Alma Binion Cahn
Alma Binion Cahn was born in New York City in 1907, the oldest child of immigrant parents, themselves having come to the United States as children; her mother from Poland, a school teacher and her father from Russia, a lawyer. The family moved to Brooklyn and when Alma was seven to Washington Heights, where she went to public school and for one year to George Washington High School. She then went to the Ethical Culture School, which in those years had an Arts Division, where many courses were taught with an emphasis on art.
She took some courses at the Art Students League while she was still in high school and after graduation studied there for two years.
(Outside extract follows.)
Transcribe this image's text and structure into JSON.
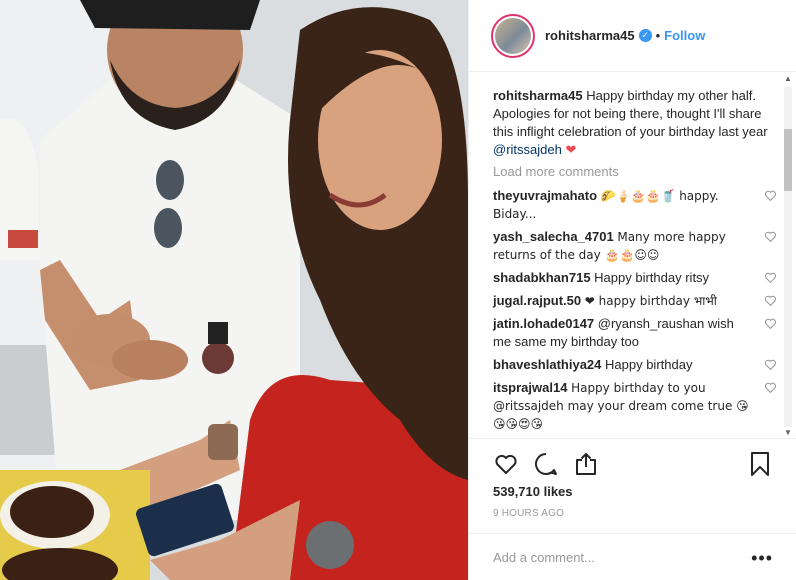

When she was twenty, her parents sent her to study painting in Paris at the Académie de la Grande Chaumiére and the Académie Julien. One of her teachers was Juan Gris, who, she used to say, poked his head into the studio, looked around and said, “Trés bien, mes enfants, continuez, continuez.” She stayed in Paris for a year and a half with a springtime trip to Italy, spending time in Florence, Arezzo, and Rome.
When she came home, she painted in her studio on Lexington Avenue and 27th Street and taught art at Julia Richmond High School.
In 1929, Alma Cahn married Morris A. Schapiro, born in Lithuania, educated at Columbia College and the Columbia School of Mines; he was a chess master and amateur violinist. The same year as their marriage Morris founded M.A. Schapiro & Company, a dealer in bank stocks and government bonds. They had their first child in 1931, their second in 1933. During this time Alma’s palette was on the shelf but in 1940, she began to study with the painter Morris Davidson at his studio on 56th Street and later in Rockport, Massachusetts with her lifelong friend, the painter Eleanor Lockspeiser. She worked in a studio overlooking the Hudson River in Piermont, New York. Living in Rockland County, she became a friend of the painter David Sawin, writer Hortense Calisher, and other nearby artists.
Alma Schapiro had many exhibitions at the Bodley Gallery in New York City. Her subjects include still lifes, landscapes, New York cityscapes, interiors with figures, and gardens. Although influenced by the modern movement, she was never an abstract artist. Her draftsmanship, keen observation, and fine rendering of people and natural forms express her deep sense of human experience. Among her most beautiful works are her ink drawings of plants in nature and of her family.